(Input for this task begins)

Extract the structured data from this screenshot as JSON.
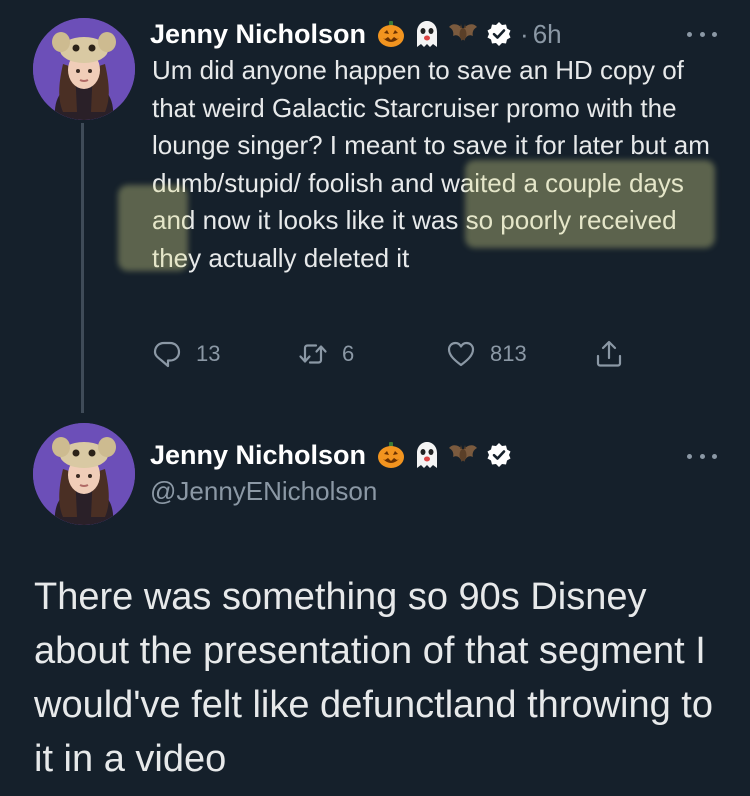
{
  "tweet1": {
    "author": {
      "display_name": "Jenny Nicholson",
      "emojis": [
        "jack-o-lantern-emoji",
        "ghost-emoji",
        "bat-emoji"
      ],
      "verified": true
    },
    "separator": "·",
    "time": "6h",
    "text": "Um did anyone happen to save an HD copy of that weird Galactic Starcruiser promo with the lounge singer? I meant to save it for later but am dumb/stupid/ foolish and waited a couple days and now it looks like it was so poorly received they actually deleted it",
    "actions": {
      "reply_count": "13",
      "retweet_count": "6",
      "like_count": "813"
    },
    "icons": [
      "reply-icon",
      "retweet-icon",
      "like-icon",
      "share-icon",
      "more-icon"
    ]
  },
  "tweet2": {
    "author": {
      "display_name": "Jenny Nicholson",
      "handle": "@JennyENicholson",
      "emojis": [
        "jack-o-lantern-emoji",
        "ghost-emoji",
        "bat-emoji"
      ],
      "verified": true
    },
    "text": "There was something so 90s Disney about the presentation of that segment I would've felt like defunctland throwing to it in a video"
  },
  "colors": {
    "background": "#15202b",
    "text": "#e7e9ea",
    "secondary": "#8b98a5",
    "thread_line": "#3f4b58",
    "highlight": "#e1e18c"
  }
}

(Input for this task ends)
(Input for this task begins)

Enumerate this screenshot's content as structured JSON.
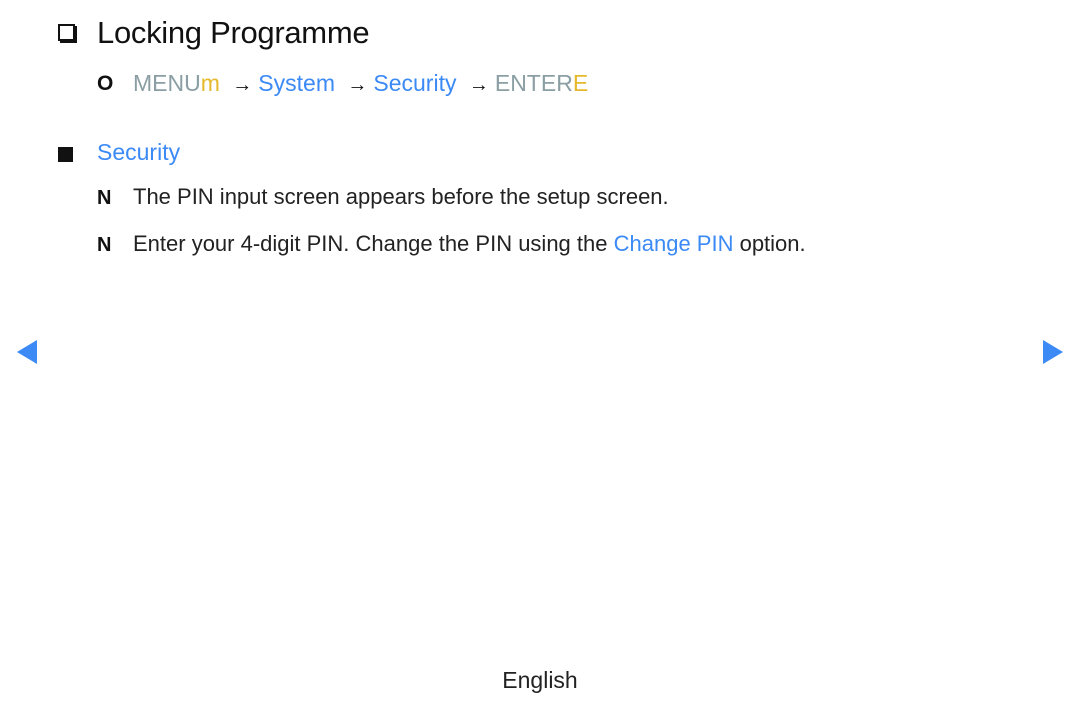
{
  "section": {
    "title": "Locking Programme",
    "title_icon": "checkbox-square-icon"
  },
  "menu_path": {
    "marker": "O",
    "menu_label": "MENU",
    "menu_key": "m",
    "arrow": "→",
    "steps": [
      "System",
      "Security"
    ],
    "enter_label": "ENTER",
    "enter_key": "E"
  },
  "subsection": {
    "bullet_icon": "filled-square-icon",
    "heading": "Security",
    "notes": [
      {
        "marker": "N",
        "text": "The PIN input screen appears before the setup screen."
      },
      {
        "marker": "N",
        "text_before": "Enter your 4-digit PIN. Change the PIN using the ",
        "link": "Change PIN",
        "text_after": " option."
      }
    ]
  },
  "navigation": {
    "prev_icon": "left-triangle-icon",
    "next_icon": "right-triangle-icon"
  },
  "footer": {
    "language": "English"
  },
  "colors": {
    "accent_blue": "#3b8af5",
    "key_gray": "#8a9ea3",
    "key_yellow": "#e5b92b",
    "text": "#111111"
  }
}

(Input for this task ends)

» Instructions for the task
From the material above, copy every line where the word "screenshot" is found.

» Worked solution
Extract the structured data from this screenshot as JSON.
Enumerate this screenshot's content as structured JSON.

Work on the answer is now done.